◆ Exercise description
Write out the entries exactly, leaving out every picture.

◆ Supplied data

▽

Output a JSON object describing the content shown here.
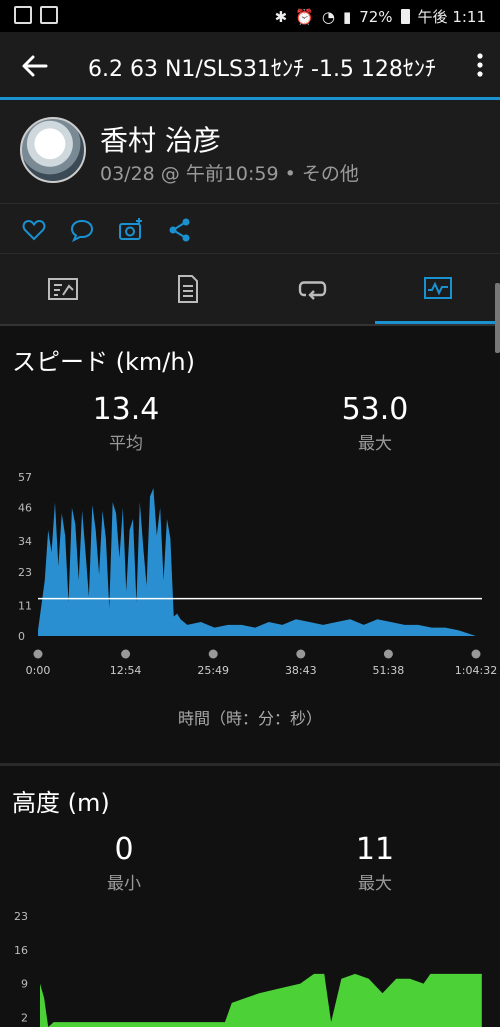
{
  "status_bar": {
    "battery": "72%",
    "time": "午後 1:11"
  },
  "app_bar": {
    "title": "6.2 63 N1/SLS31ｾﾝﾁ -1.5 128ｾﾝﾁ"
  },
  "header": {
    "name": "香村 治彦",
    "meta": "03/28 @ 午前10:59 • その他"
  },
  "tabs": [
    {
      "icon": "summary-icon",
      "active": false
    },
    {
      "icon": "details-icon",
      "active": false
    },
    {
      "icon": "laps-icon",
      "active": false
    },
    {
      "icon": "chart-icon",
      "active": true
    }
  ],
  "speed": {
    "title": "スピード (km/h)",
    "avg_value": "13.4",
    "avg_label": "平均",
    "max_value": "53.0",
    "max_label": "最大"
  },
  "elevation": {
    "title": "高度 (m)",
    "min_value": "0",
    "min_label": "最小",
    "max_value": "11",
    "max_label": "最大"
  },
  "colors": {
    "accent": "#1a91d1",
    "speed_fill": "#2a8fd0",
    "elev_fill": "#4cd137"
  },
  "chart_data": [
    {
      "type": "area",
      "ylabel": "",
      "xlabel": "時間（時：分：秒）",
      "yticks": [
        "0",
        "11",
        "23",
        "34",
        "46",
        "57"
      ],
      "ylim": [
        0,
        57
      ],
      "xticks": [
        "0:00",
        "12:54",
        "25:49",
        "38:43",
        "51:38",
        "1:04:32"
      ],
      "xlim": [
        0,
        64.53
      ],
      "avg_line": 13.4,
      "x_minutes": [
        0,
        1,
        1.5,
        2,
        2.5,
        3,
        3.5,
        4,
        4.5,
        5,
        5.5,
        6,
        6.5,
        7,
        7.5,
        8,
        8.5,
        9,
        9.5,
        10,
        10.5,
        11,
        11.5,
        12,
        12.5,
        13,
        13.5,
        14,
        14.5,
        15,
        15.5,
        16,
        16.5,
        17,
        17.5,
        18,
        18.5,
        19,
        19.5,
        20,
        20.5,
        21,
        22,
        24,
        26,
        28,
        30,
        32,
        34,
        36,
        38,
        40,
        42,
        44,
        46,
        48,
        50,
        52,
        54,
        56,
        58,
        60,
        62,
        64.5
      ],
      "values": [
        2,
        20,
        38,
        30,
        48,
        25,
        44,
        36,
        12,
        46,
        40,
        20,
        45,
        30,
        14,
        47,
        38,
        22,
        45,
        35,
        10,
        48,
        44,
        28,
        46,
        16,
        38,
        42,
        12,
        48,
        32,
        18,
        50,
        53,
        36,
        46,
        20,
        42,
        35,
        7,
        8,
        6,
        4,
        5,
        3,
        4,
        4,
        3,
        5,
        4,
        6,
        5,
        4,
        5,
        6,
        4,
        6,
        5,
        4,
        4,
        3,
        3,
        2,
        0
      ]
    },
    {
      "type": "area",
      "ylabel": "",
      "yticks": [
        "2",
        "9",
        "16",
        "23"
      ],
      "ylim": [
        0,
        23
      ],
      "x_minutes": [
        0,
        0.6,
        1.2,
        2,
        5,
        10,
        15,
        20,
        25,
        27,
        28,
        30,
        32,
        35,
        38,
        40,
        41.5,
        42.5,
        44,
        46,
        48,
        50,
        52,
        54,
        56,
        57,
        59,
        61,
        64.5
      ],
      "values": [
        9,
        6,
        0,
        1,
        1,
        1,
        1,
        1,
        1,
        1,
        5,
        6,
        7,
        8,
        9,
        11,
        11,
        1,
        10,
        11,
        10,
        7,
        10,
        10,
        9,
        11,
        11,
        11,
        11
      ]
    }
  ]
}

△

◆ Answer to the exercise
Output a JSON object describing the content shown here.
{
  "status_bar": {
    "battery": "72%",
    "time": "午後 1:11"
  },
  "app_bar": {
    "title": "6.2 63 N1/SLS31ｾﾝﾁ -1.5 128ｾﾝﾁ"
  },
  "header": {
    "name": "香村 治彦",
    "meta": "03/28 @ 午前10:59 • その他"
  },
  "tabs": [
    {
      "icon": "summary-icon",
      "active": false
    },
    {
      "icon": "details-icon",
      "active": false
    },
    {
      "icon": "laps-icon",
      "active": false
    },
    {
      "icon": "chart-icon",
      "active": true
    }
  ],
  "speed": {
    "title": "スピード (km/h)",
    "avg_value": "13.4",
    "avg_label": "平均",
    "max_value": "53.0",
    "max_label": "最大"
  },
  "elevation": {
    "title": "高度 (m)",
    "min_value": "0",
    "min_label": "最小",
    "max_value": "11",
    "max_label": "最大"
  },
  "colors": {
    "accent": "#1a91d1",
    "speed_fill": "#2a8fd0",
    "elev_fill": "#4cd137"
  },
  "chart_data": [
    {
      "type": "area",
      "ylabel": "",
      "xlabel": "時間（時：分：秒）",
      "yticks": [
        "0",
        "11",
        "23",
        "34",
        "46",
        "57"
      ],
      "ylim": [
        0,
        57
      ],
      "xticks": [
        "0:00",
        "12:54",
        "25:49",
        "38:43",
        "51:38",
        "1:04:32"
      ],
      "xlim": [
        0,
        64.53
      ],
      "avg_line": 13.4,
      "x_minutes": [
        0,
        1,
        1.5,
        2,
        2.5,
        3,
        3.5,
        4,
        4.5,
        5,
        5.5,
        6,
        6.5,
        7,
        7.5,
        8,
        8.5,
        9,
        9.5,
        10,
        10.5,
        11,
        11.5,
        12,
        12.5,
        13,
        13.5,
        14,
        14.5,
        15,
        15.5,
        16,
        16.5,
        17,
        17.5,
        18,
        18.5,
        19,
        19.5,
        20,
        20.5,
        21,
        22,
        24,
        26,
        28,
        30,
        32,
        34,
        36,
        38,
        40,
        42,
        44,
        46,
        48,
        50,
        52,
        54,
        56,
        58,
        60,
        62,
        64.5
      ],
      "values": [
        2,
        20,
        38,
        30,
        48,
        25,
        44,
        36,
        12,
        46,
        40,
        20,
        45,
        30,
        14,
        47,
        38,
        22,
        45,
        35,
        10,
        48,
        44,
        28,
        46,
        16,
        38,
        42,
        12,
        48,
        32,
        18,
        50,
        53,
        36,
        46,
        20,
        42,
        35,
        7,
        8,
        6,
        4,
        5,
        3,
        4,
        4,
        3,
        5,
        4,
        6,
        5,
        4,
        5,
        6,
        4,
        6,
        5,
        4,
        4,
        3,
        3,
        2,
        0
      ]
    },
    {
      "type": "area",
      "ylabel": "",
      "yticks": [
        "2",
        "9",
        "16",
        "23"
      ],
      "ylim": [
        0,
        23
      ],
      "x_minutes": [
        0,
        0.6,
        1.2,
        2,
        5,
        10,
        15,
        20,
        25,
        27,
        28,
        30,
        32,
        35,
        38,
        40,
        41.5,
        42.5,
        44,
        46,
        48,
        50,
        52,
        54,
        56,
        57,
        59,
        61,
        64.5
      ],
      "values": [
        9,
        6,
        0,
        1,
        1,
        1,
        1,
        1,
        1,
        1,
        5,
        6,
        7,
        8,
        9,
        11,
        11,
        1,
        10,
        11,
        10,
        7,
        10,
        10,
        9,
        11,
        11,
        11,
        11
      ]
    }
  ]
}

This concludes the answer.